MONTECITO, Calif. – Monday marked 15 years since one of Santa Barbara's most destructive wildfires, the Montecito Tea Fire.
On the night of November 13, 2008, the Tea Fire burned 1,940 acres and destroyed 210 homes within hours.
The fire originated at the Montecito Tea Gardens, also known as Mar Y Cel (meaning Sea and Sky), a historic property spanning approximately 331 acres of Montecito mountainside.
Fueled by high winds and warm weather, hundreds of families had mere minutes to evacuate.
"We were sitting down to dinner and all the phones started ringing, but I told everyone to not answer and just eat dinner," said Pete Dallow, a Santa Barbara resident. "Then our cell phones started ringing, and it was a girl we used as a babysitter from Westmont who had called us because we were unaware the fire was up above us. We lived on East Mountain Drive, and we went outside and could see it above the roofline."
"The evacuation process was a bit chaotic," Dallow added. "We grabbed animals, lots of animals. We got the elementary phone books, and started calling people we knew that lived in the area as we were leaving in our two vehicles, three kids and countless animals."
Dallow and his family, including his daughter who is currently News Channel's digital content director, Lily Dallow, woke up the next morning to learn that their house was gone.
Montecito Fire Chief David Neels remembered the critical need for swift civilian evacuation that night.
"We knew that time was of the essence on getting civilians out of the way of this fast-moving fire," said Neels. "That was one of those evenings where the operational area and all fire departments within the county of Santa Barbara sent resources. It was obvious early on that not one fire department would be able to handle the situation that was in hand."
The fire's origins were traced back to the night prior, when a group of local college students trespassed on the Tea Gardens property and ignited a campfire. The next day, the weather conditions pulled the embers of the campfire into the Tea Gardens' lush vegetation, and the wildfire took off.
"When I first learned about a fire happening, I didn't realize it was at the Tea Gardens," said Kamala Parris, Tea Gardens family property owner. "But when I looked from downtown, it looked like that could be the Tea Gardens, and that was a scary thought."

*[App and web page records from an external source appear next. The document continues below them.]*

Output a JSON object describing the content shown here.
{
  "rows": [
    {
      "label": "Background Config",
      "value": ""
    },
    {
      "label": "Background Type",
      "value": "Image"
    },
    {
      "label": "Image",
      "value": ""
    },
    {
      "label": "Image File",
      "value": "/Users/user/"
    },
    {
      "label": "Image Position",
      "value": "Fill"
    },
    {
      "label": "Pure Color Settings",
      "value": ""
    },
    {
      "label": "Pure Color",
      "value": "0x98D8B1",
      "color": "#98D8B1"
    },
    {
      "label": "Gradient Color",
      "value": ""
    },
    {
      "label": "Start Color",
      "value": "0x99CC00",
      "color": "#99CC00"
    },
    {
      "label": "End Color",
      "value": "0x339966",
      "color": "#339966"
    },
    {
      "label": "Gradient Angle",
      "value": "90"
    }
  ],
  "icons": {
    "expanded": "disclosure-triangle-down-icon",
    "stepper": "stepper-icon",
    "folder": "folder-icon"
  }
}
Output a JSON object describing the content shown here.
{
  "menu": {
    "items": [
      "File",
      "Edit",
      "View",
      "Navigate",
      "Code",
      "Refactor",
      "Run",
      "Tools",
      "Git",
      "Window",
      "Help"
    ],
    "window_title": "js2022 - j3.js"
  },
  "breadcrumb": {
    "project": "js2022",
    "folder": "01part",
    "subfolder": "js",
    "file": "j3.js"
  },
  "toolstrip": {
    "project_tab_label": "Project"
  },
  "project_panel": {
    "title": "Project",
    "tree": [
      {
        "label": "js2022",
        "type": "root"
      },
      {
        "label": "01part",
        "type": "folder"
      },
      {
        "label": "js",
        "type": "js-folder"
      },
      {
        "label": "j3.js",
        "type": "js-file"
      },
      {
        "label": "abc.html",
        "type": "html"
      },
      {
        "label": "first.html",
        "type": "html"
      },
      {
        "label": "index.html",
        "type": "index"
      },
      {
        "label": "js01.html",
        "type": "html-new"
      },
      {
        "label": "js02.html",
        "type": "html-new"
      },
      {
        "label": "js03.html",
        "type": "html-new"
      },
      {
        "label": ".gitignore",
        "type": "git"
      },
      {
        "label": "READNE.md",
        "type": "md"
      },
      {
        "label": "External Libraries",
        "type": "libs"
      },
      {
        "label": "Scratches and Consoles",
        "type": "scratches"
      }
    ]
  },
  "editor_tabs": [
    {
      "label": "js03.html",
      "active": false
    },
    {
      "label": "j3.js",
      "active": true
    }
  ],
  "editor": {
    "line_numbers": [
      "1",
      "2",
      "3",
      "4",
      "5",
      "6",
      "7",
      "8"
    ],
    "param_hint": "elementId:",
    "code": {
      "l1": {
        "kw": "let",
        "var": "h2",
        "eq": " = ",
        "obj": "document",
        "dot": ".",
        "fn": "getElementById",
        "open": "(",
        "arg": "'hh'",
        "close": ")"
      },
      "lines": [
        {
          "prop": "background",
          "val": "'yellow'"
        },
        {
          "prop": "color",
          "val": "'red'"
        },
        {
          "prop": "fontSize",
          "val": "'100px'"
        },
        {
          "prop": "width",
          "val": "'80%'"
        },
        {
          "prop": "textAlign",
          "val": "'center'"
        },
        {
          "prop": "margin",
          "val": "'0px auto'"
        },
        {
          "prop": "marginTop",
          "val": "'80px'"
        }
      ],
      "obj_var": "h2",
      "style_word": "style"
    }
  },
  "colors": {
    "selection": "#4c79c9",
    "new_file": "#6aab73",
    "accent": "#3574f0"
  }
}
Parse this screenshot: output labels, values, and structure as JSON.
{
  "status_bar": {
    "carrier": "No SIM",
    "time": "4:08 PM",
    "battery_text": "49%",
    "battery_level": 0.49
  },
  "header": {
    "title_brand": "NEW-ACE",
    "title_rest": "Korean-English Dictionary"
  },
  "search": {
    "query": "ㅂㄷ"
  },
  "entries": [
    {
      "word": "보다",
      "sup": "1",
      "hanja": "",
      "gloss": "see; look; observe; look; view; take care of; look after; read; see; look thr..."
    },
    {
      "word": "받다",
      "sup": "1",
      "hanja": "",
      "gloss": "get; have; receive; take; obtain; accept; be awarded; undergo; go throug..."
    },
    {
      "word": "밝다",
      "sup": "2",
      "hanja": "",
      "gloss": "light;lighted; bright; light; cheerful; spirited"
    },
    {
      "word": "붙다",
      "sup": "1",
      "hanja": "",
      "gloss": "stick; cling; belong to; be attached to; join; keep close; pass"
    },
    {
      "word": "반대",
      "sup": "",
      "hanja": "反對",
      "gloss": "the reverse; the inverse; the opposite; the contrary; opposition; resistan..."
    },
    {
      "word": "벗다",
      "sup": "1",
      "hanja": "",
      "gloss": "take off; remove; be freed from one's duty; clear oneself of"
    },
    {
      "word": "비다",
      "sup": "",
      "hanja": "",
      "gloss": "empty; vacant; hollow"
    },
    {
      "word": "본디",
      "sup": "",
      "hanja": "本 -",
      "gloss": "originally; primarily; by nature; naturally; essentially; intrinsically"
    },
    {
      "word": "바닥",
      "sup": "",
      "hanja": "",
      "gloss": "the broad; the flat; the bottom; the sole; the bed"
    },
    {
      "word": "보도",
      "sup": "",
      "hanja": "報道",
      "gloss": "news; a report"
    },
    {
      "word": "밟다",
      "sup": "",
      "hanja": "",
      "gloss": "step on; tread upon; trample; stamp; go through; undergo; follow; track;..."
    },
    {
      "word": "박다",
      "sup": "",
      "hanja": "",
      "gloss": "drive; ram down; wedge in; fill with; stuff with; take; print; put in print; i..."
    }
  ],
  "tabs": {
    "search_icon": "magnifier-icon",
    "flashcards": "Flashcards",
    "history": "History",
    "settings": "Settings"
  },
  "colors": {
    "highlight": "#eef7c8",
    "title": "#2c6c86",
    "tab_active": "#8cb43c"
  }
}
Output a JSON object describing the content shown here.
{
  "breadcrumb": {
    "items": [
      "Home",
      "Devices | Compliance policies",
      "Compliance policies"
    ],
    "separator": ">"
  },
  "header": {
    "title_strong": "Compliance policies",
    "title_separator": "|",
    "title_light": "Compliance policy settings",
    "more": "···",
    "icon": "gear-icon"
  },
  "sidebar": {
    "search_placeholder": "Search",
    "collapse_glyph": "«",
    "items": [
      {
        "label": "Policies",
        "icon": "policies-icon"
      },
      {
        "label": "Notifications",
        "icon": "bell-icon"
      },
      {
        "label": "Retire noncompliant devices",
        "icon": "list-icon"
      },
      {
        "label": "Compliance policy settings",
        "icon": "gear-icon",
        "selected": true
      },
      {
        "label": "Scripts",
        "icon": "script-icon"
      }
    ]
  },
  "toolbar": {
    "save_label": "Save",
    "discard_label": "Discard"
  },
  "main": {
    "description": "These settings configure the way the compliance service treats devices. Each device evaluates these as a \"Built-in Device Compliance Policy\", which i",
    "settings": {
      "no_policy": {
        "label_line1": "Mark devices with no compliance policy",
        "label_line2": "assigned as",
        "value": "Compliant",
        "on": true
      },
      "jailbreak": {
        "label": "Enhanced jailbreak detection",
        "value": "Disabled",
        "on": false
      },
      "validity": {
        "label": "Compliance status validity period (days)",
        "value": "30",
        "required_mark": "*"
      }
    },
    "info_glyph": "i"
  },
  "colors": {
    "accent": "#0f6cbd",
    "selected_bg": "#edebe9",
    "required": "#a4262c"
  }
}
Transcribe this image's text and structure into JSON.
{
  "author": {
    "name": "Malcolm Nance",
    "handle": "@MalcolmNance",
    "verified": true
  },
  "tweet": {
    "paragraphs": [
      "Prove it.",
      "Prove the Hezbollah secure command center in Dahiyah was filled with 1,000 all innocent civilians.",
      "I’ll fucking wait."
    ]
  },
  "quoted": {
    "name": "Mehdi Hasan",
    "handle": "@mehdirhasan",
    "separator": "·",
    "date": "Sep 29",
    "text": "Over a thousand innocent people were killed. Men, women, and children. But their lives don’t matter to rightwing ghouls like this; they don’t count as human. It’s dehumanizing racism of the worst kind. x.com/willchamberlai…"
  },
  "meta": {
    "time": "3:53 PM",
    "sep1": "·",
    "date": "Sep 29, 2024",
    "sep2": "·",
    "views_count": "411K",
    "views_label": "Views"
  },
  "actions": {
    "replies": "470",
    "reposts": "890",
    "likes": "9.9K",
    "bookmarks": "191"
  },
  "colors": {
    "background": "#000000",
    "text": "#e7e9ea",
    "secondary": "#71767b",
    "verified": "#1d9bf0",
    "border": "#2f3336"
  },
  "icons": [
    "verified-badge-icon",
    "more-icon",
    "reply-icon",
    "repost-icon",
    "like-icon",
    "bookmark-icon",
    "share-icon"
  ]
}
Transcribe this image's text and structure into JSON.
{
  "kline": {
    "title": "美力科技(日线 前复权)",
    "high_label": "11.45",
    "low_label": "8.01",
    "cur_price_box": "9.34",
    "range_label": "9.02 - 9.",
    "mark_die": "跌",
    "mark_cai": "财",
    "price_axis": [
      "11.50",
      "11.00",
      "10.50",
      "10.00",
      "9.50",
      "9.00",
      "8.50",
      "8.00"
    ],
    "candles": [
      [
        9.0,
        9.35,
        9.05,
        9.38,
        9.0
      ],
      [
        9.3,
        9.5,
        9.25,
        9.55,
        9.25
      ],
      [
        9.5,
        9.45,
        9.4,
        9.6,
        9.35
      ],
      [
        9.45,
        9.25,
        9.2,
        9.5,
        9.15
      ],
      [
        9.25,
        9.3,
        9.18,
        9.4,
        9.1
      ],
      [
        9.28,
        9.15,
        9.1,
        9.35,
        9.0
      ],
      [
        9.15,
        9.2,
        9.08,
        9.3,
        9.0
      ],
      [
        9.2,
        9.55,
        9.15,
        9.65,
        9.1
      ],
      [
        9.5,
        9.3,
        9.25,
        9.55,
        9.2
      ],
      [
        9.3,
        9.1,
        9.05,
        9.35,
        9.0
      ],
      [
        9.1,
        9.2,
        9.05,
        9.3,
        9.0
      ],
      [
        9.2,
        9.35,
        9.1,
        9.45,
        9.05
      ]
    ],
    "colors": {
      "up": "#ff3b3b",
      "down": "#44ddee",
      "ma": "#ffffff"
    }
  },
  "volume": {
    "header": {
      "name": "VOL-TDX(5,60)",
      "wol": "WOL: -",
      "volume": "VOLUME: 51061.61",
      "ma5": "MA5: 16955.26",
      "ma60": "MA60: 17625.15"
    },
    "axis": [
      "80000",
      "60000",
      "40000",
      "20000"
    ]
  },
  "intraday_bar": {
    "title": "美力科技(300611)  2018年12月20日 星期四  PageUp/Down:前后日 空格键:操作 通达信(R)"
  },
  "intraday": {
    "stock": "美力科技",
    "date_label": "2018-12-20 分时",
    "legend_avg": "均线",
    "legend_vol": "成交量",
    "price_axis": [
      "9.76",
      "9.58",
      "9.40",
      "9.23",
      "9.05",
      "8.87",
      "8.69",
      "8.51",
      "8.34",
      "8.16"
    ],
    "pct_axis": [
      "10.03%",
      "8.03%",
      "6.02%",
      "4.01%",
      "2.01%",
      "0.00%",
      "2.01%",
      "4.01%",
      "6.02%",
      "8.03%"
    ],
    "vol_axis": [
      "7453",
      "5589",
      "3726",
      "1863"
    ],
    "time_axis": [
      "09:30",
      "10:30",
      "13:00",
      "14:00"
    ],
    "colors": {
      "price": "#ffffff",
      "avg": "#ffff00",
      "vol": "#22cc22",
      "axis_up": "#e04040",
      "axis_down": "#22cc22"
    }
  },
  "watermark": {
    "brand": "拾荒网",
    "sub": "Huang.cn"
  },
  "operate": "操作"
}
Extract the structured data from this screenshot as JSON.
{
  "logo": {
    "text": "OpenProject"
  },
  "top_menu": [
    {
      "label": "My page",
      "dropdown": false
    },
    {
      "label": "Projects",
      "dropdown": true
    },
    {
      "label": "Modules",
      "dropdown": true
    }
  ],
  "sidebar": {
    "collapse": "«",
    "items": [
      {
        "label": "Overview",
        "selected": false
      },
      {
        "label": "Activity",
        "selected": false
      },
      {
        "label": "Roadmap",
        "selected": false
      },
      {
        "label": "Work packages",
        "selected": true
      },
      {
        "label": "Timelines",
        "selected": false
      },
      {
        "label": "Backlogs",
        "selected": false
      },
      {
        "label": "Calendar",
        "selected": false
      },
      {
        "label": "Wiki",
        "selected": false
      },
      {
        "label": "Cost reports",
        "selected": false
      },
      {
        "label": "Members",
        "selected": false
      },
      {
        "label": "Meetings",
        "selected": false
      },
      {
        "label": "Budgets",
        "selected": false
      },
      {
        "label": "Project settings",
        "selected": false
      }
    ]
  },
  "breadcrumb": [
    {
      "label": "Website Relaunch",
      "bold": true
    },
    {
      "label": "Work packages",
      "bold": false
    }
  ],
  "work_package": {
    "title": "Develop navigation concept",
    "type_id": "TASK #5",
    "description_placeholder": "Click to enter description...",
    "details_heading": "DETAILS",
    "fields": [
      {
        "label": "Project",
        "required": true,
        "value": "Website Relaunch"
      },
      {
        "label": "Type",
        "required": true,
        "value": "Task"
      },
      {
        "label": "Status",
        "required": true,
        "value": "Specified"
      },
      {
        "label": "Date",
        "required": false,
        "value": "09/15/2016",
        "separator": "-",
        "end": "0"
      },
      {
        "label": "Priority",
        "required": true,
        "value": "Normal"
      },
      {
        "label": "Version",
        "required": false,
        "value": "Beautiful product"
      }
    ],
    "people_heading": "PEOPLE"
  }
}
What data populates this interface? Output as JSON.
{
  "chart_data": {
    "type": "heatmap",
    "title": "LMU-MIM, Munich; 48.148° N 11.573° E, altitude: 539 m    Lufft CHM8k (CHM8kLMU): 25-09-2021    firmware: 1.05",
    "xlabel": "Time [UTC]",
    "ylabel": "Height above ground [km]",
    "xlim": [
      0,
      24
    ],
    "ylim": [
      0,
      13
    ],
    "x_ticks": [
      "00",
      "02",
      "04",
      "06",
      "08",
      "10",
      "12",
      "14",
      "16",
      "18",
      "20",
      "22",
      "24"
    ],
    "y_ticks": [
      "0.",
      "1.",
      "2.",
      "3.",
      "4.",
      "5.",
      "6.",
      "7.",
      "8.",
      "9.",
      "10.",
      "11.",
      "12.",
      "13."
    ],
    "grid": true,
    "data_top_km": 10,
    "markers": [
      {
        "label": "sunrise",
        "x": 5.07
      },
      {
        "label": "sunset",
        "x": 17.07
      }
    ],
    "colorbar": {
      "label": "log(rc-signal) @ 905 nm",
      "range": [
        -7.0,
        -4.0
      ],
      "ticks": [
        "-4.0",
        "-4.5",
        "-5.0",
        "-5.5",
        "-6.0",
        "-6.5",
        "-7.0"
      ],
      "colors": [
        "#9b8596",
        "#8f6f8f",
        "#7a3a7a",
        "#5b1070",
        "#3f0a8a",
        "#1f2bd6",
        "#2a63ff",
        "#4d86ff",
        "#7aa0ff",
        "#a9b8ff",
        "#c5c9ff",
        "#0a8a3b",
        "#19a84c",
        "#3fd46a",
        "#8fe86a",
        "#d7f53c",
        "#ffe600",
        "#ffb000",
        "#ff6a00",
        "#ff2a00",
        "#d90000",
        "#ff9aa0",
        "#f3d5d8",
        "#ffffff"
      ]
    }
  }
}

As the winds picked up, flames quickly engulfed Montecito homes.
"The fire started at the back wall, and I think the wind just took it and carried it straight down to the canyon," explained Parris. "Some of the trees didn't look burned at all. But then you looked down into the canyon, and there was just nothing left. It was a moonscape."
Fire Chief Neels explained how the Tea Fire not only traveled straight through the canyon, but also jumped around and hit properties through the "ember cast."
"The ember cast is one of those things that caused a lot of issues for the fire to continue to march along through the foothills as large trees," said Neels. "A lot of the eucalyptus trees were catching fire. The ember cast was going well beyond where the firefighting resources were engaging on the fire front, trying to put out homes that were burning."
Neels said that the end of the fire was thanks to the winds dying down around 2:00 a.m. that night.
"That ember cast is like a leapfrog way that it just kept getting ahead of our resources. And the only way you can get to that point is, number one, to have the winds die down. And number two, to get additional resources on scene. And both things take time. It takes for a change in the weather and it takes time for the resources to get here in the county," said Neels.
Fire officials said the Tea Fire was a turning point in how community members prepared for evacuations, and heavily encourage everyone in the county to sign up to receive emergency alerts in Santa Barbara County through www.readysbc.org.
Dallow reflected on the aftermath: "It was painful days later when we got up there to see the carnage. And I mean, for example, there was a pile of wires in the middle of the floor. And it took me a while to figure out it was actually what used to be a piano."
The Westmont College campus suffered extensive damage, and 13 people were injured in the fire, in addition to the 210 homes lost.
"The rebuild process was a little more complicated, probably due to the fact that it was a couple hundred homes and a couple hundred homeowners needed to go downtown at the same time, and all get building permits," reflected Dallow. "In the 15 years since, I really spend less and less time thinking about it, but I care less about material things that's for sure."
In the days and weeks following the Tea Fire, the Santa Barbara community continued to donate to the victims who lost their homes and help neighbors rebuild.